The two-time All-Star right-hander officially rejoined his original team on Saturday, signing a two-year contract with Japan's Tohoku Rakuten Golden Eagles. While he's thrilled to be back with the Pacific League club, he admitted staying in pinstripes was his preferred option.
"When I became a free agent, honestly, I wanted to sign another contract with (the) Yankees and play there," Tanaka told reporters in Tokyo, according to Jason Coskrey of The Japan Times. "Then, as I heard different things, I thought I might have to take a different road and considered various things."
Tanaka signed a seven-year contract with the Yankees in 2014 after a long run as the Golden Eagles' ace.
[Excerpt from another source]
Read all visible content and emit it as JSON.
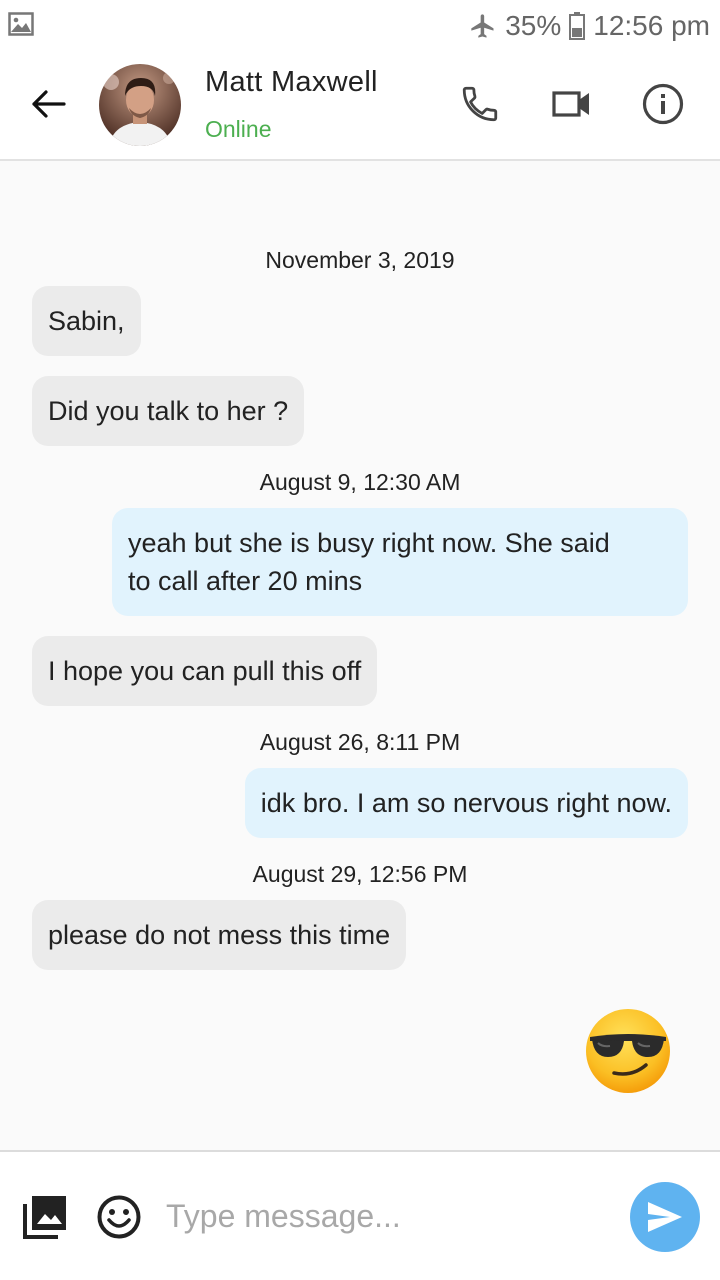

He was a solid starter over his seven seasons with New York, posting a 3.74 ERA and 1.13 WHIP with 991 strikeouts. Though he didn't win a World Series, Tanaka did show up in the playoffs, crafting a 3.33 ERA and 0.98 WHIP across 10 postseason outings.
But despite his desire to stay with New York, the Yankees chose to replace Tanaka in the rotation by signing Corey Kluber and trading for Jameson Taillon. Luxury-tax concerns after the team re-signed star infielder DJ LeMahieu also contributed to the decision to let Tanaka depart as a free agent.
The 32-year-old drew interest from other big-league teams this winter and reportedly talked to the San Diego Padres, Minnesota Twins, and Toronto Blue Jays. But once New York was off the table, personal comfort in the form of his home country won out.
"I played over there for seven years, was told how highly I was valued, and received really good offers," Tanaka said, according to Kyodo News. "But for me, there was also this chance to play for the Eagles again, to pitch once more in front of my fellow Japanese. In the end, no offer in the States surpassed that."
He added: "For me, No. 1 was what kind of baseball do you want to play, what kind of environment do you want to be in."
Tanaka signed a two-year contract with Rakuten, but a return to the majors may not be entirely off the table. He said Rakuten has agreed to let him "keep those options open" next winter, according to Kyodo.
If Tanaka does try to return to the U.S., the Yankees might be more receptive to a reunion in 2022.
"There's no door closed, let's put it that way from my perspective," Yankees general manager Brian Cashman told Pete Caldera of NorthJersey.com on Friday.